In his interview for the 50th-anniversary rebroadcast of the Second Doctor serial, “Tomb of the Cybermen,” Moffat pointed out that the plot didn’t really make much sense. He mocked the Cybermen’s plan as basically being to conquer the universe by going into suspended animation. But he said this didn’t matter, because the episode featured the memorable visual of the Cybermen waking up, bursting through their suspended animation pods like something actually otherworldly. That’s all anyone remembers. And he’s right. The specifics of the story don’t make a whole lot of sense, and it’s these high notes that stick in the mind. Those sets – like the suspended animation pods against the wall like something out of Fritz Lang’s Metropolis — certainly stick with me.

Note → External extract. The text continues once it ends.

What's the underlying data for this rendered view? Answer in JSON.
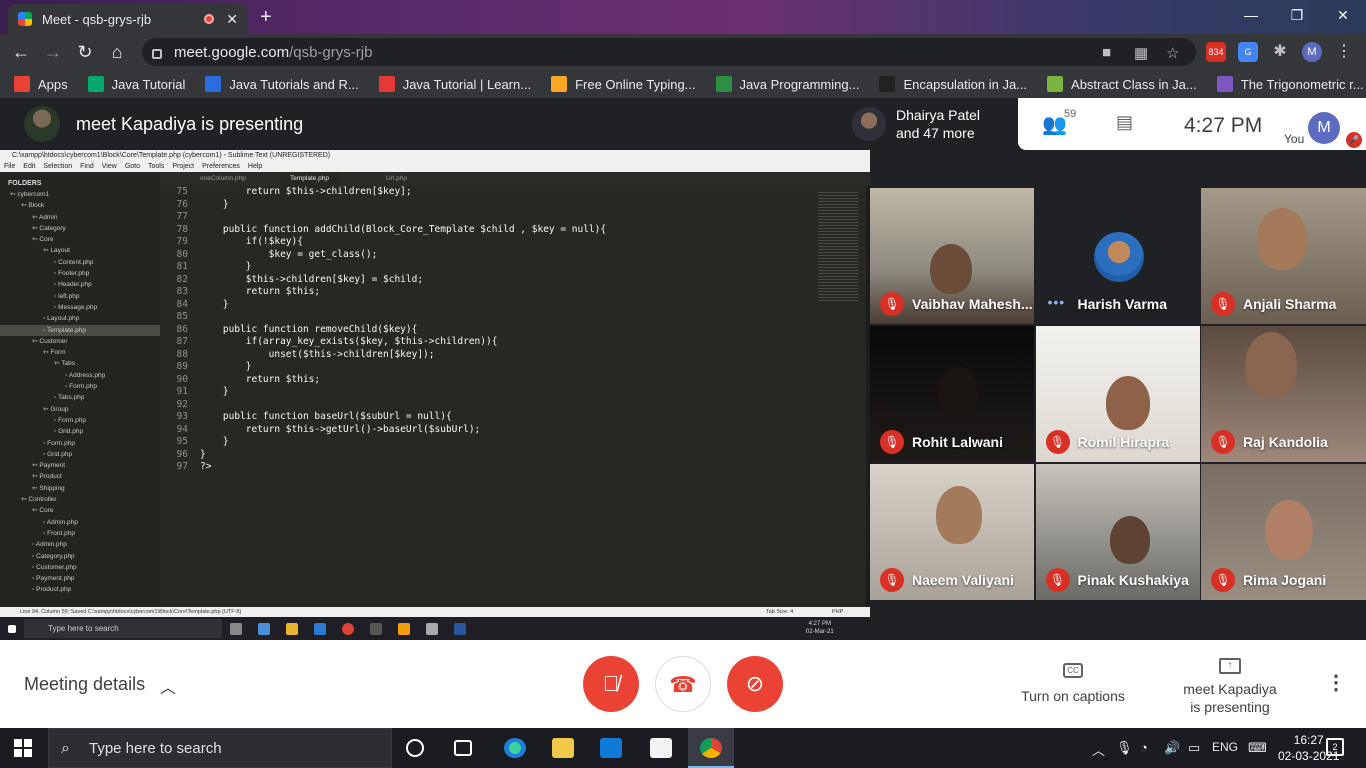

What Moffat’s done, as showrunner, is to identify this historic strength and ramp it up to unprecedented levels. No one in Doctor Who’s history has tossed around as many clever ideas as Moffat. It’s just that the stories, such as they are, are transparently threadbare vehicles on which to hang these twists and visuals. The old Doctor Who used to tell stories, weak as they sometimes were, around its monsters and cool sets. The revived show, under Russell T. Davies, seemed to improve upon this weakness – and what’s odd is that Moffat’s episodes were no exception, when he wrote episodes while Davies was showrunner. Now that Moffat’s in charge, however, he’s all but jettisoned this sense of story in favor of YouTube-ready moments – the kind of stuff his successors might comment upon much as he did about “Tomb of the Cybermen.”
But if continuity doesn’t matter, storytelling doesn’t really matter, and all that matters for Moffat is the cool moment, it’s worth remembering the doomsday device in “The Day of the Doctor,” which is called a “galaxy eater” and can kill all the Time Lords and the Daleks at a single push of a big red button. If you push it, everything dies. The episode’s very clear that it’s wrong to push it, tempting though it may be as a solution to an intractable narrative problem. In the episode, it’s called “the Moment.”